**EXERCISE GOAL**
Count how many lines below include the string "关于荣县泽逸房地产开发有限公司欺诈消费者", and give that number without anything else.

Dataset excerpts

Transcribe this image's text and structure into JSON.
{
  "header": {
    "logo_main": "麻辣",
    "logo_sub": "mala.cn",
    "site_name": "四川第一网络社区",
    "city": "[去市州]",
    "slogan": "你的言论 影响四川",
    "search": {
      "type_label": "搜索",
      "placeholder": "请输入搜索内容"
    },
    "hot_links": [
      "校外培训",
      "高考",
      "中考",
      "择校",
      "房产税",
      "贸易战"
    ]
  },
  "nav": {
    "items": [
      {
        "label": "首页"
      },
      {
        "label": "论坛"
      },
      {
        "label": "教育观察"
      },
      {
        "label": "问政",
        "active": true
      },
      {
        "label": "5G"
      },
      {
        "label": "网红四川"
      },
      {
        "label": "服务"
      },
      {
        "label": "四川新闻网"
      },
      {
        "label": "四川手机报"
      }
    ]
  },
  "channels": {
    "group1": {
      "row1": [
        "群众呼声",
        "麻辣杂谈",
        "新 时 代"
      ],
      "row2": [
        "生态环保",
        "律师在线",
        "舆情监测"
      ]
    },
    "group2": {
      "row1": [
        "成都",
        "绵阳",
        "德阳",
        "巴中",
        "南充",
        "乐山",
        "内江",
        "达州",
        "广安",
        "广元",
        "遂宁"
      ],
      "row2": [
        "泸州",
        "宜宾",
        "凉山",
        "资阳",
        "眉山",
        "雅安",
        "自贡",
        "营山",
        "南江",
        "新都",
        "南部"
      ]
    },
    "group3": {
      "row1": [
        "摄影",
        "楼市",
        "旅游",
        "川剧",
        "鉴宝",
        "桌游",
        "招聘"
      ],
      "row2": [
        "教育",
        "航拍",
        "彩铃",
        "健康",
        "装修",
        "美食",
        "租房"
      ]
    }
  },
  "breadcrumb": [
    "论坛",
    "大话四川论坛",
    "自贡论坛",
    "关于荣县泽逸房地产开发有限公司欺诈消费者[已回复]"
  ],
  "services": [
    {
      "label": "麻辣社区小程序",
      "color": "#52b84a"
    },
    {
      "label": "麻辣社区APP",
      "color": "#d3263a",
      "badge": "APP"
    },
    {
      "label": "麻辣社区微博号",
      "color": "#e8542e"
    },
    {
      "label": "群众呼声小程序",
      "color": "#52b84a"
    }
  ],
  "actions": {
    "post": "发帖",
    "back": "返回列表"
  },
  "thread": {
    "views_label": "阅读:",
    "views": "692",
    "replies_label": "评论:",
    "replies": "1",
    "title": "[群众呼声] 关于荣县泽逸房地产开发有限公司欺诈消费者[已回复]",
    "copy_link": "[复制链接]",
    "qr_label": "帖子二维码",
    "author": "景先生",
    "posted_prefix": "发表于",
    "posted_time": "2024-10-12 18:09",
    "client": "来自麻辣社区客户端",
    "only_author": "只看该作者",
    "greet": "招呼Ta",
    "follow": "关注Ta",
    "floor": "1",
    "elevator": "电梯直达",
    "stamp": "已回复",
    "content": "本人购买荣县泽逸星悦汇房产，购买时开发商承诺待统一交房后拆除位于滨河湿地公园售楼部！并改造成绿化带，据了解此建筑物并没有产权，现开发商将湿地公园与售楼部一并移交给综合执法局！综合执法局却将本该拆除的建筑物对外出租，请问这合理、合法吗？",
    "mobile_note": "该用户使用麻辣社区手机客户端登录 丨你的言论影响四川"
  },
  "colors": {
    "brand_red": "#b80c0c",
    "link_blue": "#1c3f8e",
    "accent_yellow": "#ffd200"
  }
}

**EXERCISE SOLUTION**
2